> _Directions_: Your task is to restate word for word the lines of the listing below that start at the one containing "Parse this screenshot: output" and run to the end; please add nothing.
=== Begin Enclosure ===
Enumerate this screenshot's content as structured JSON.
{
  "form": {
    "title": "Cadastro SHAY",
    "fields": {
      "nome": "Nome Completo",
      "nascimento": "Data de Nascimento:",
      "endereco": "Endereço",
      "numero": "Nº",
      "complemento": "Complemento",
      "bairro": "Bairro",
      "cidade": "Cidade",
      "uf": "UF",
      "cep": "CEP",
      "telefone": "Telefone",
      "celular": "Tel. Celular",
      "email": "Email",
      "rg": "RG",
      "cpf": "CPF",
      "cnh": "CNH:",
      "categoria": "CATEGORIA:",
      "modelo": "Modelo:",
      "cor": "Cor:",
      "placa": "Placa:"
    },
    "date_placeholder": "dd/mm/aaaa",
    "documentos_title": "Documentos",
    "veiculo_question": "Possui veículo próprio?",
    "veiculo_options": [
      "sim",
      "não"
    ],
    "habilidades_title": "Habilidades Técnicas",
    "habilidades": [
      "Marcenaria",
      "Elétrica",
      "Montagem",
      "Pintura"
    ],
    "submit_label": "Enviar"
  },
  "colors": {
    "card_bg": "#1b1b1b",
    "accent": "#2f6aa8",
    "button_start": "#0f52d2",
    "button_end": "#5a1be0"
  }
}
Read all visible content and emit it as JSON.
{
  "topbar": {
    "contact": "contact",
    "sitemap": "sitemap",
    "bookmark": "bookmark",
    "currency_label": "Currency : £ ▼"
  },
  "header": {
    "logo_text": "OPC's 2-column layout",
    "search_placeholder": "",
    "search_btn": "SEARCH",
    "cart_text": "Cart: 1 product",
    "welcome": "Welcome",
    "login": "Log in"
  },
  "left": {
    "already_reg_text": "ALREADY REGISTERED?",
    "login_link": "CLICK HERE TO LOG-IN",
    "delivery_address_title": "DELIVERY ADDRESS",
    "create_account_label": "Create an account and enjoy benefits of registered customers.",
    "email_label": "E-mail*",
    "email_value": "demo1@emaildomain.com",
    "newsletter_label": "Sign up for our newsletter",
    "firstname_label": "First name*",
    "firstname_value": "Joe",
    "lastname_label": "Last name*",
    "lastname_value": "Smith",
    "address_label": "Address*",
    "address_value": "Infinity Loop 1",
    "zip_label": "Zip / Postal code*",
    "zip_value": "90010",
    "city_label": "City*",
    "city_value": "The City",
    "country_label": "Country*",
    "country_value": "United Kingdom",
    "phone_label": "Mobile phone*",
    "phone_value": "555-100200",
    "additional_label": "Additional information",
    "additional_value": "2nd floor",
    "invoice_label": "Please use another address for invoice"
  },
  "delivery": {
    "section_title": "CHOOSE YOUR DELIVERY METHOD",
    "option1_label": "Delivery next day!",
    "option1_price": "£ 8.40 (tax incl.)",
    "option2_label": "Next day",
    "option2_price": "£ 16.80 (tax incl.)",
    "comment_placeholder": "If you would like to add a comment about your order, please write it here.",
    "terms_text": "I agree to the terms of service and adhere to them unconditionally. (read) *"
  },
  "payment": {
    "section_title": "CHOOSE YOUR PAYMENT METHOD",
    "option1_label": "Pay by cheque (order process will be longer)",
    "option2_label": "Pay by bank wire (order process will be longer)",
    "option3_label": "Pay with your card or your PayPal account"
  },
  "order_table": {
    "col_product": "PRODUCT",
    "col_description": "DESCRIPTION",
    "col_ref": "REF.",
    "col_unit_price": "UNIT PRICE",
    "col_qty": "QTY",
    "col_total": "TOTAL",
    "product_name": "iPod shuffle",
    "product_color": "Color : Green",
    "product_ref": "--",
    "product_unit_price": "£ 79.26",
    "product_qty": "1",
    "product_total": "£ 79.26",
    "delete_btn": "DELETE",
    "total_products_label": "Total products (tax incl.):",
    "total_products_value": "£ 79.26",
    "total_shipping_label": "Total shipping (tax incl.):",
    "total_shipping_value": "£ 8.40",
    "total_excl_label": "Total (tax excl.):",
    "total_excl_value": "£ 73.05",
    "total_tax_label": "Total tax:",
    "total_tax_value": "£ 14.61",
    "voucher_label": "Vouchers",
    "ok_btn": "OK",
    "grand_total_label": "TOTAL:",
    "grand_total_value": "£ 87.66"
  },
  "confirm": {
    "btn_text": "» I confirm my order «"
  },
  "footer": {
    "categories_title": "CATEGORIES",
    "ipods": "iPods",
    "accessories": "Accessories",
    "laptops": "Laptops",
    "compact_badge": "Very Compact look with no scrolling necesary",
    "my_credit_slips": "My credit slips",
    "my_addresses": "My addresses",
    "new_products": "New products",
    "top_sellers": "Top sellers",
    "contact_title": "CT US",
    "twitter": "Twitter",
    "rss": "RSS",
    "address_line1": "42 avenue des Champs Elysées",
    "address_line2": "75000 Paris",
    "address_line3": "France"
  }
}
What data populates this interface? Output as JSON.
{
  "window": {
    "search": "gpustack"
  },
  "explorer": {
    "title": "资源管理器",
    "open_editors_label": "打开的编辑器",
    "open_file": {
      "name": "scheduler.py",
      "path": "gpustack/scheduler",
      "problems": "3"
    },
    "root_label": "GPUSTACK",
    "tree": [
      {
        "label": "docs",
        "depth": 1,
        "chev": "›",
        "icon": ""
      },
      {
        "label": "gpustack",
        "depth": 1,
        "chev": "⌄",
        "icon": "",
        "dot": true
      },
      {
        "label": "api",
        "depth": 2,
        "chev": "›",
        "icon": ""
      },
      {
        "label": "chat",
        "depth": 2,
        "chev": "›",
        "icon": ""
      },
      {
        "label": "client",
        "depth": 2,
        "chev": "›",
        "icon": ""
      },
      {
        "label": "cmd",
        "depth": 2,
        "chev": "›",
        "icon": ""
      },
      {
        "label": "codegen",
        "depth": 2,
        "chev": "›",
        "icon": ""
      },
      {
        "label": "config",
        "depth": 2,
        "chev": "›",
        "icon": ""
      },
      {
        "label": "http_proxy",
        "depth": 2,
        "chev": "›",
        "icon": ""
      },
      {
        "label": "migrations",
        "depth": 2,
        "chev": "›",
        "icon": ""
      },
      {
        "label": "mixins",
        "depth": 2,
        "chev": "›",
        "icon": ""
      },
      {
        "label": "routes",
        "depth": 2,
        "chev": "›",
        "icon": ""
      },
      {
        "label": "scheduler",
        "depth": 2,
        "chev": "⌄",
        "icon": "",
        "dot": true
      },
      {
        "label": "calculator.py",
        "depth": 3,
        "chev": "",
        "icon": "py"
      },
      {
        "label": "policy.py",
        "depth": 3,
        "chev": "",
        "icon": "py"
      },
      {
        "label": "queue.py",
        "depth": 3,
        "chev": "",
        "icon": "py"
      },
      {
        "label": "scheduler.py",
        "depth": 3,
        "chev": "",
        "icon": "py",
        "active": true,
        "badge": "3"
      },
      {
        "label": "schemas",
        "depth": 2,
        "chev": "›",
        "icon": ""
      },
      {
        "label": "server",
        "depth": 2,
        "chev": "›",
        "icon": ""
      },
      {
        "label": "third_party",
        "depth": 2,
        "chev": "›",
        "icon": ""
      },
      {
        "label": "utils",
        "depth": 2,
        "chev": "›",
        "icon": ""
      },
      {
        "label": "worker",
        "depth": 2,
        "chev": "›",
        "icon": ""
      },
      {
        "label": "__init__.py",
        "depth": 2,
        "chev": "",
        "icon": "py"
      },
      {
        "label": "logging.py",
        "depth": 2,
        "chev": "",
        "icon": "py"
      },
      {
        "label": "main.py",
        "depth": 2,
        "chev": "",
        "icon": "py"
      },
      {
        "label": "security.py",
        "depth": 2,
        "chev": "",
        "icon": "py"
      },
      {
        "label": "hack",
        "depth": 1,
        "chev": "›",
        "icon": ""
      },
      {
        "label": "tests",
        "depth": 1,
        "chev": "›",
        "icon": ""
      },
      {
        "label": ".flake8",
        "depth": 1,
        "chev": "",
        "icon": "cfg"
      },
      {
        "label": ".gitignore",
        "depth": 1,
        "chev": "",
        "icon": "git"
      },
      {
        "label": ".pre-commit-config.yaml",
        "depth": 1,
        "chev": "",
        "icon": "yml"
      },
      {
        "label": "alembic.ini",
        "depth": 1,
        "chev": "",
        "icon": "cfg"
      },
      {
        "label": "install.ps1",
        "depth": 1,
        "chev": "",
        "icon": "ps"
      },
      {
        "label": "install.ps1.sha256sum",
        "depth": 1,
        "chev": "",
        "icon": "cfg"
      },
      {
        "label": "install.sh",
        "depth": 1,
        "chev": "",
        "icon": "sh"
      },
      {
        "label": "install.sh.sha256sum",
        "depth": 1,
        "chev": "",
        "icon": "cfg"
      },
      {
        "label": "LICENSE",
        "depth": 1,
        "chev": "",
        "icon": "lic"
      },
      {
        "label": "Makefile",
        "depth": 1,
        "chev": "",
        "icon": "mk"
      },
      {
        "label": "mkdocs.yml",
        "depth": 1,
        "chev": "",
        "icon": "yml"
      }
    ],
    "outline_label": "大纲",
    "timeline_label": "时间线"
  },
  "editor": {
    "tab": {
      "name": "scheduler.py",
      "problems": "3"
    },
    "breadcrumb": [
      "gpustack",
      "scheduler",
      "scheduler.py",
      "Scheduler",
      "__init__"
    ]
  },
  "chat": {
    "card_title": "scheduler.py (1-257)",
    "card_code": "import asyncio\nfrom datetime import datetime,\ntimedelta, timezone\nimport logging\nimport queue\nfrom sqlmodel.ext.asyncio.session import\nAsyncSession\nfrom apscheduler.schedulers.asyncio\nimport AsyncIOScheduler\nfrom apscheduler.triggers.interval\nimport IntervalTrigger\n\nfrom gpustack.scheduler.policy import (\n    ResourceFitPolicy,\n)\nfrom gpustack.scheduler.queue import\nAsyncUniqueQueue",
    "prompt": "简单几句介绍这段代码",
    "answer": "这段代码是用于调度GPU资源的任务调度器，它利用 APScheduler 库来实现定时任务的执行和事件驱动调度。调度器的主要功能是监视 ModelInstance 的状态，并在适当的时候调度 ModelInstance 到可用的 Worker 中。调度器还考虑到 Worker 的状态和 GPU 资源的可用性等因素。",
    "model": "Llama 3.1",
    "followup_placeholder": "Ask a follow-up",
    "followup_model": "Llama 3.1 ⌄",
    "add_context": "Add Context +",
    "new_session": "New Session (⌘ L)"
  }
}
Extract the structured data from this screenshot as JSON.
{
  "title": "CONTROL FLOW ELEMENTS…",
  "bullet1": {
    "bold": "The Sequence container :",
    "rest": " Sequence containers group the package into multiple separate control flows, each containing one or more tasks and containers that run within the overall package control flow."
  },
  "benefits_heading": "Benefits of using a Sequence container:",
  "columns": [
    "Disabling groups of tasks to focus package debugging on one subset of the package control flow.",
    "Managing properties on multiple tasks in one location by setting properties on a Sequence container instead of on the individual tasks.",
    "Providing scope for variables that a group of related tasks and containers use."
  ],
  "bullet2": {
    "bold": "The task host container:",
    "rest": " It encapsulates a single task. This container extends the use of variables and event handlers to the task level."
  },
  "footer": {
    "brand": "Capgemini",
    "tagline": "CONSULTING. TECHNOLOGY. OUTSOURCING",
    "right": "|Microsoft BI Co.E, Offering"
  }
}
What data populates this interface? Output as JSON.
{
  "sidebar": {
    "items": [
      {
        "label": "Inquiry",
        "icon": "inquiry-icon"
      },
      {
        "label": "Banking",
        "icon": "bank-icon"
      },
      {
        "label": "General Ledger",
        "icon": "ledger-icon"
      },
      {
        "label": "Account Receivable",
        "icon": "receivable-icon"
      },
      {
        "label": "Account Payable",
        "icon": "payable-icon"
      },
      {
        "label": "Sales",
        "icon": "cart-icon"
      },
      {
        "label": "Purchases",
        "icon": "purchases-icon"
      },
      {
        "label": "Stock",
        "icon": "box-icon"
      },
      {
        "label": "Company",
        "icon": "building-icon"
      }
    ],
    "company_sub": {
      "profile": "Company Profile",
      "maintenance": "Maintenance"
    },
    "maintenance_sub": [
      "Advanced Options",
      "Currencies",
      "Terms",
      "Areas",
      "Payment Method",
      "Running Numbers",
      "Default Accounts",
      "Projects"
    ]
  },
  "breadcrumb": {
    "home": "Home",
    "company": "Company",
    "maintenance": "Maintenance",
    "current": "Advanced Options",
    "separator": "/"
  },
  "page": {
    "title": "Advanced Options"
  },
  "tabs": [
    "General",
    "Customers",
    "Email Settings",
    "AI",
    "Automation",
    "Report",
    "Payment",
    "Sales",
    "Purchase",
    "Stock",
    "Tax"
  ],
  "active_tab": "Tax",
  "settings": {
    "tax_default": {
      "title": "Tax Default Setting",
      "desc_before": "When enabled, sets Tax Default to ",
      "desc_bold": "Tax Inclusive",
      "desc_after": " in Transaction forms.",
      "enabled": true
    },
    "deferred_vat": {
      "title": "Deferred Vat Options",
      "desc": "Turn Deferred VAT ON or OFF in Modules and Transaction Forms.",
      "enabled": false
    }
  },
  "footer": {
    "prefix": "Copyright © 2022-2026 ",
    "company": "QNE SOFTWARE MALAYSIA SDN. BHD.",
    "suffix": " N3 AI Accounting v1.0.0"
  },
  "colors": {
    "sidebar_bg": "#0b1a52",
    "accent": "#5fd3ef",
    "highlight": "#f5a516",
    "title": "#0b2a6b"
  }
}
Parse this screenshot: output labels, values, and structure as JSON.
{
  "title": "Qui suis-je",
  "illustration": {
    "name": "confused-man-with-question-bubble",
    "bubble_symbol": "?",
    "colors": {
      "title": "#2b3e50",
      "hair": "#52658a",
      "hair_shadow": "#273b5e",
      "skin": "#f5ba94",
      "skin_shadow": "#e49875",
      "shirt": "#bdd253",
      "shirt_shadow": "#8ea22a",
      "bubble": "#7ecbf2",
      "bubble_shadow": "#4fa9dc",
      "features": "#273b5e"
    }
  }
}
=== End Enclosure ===
> _Reply_:
Parse this screenshot: output labels, values, and structure as JSON.
{
  "title": "Qui suis-je",
  "illustration": {
    "name": "confused-man-with-question-bubble",
    "bubble_symbol": "?",
    "colors": {
      "title": "#2b3e50",
      "hair": "#52658a",
      "hair_shadow": "#273b5e",
      "skin": "#f5ba94",
      "skin_shadow": "#e49875",
      "shirt": "#bdd253",
      "shirt_shadow": "#8ea22a",
      "bubble": "#7ecbf2",
      "bubble_shadow": "#4fa9dc",
      "features": "#273b5e"
    }
  }
}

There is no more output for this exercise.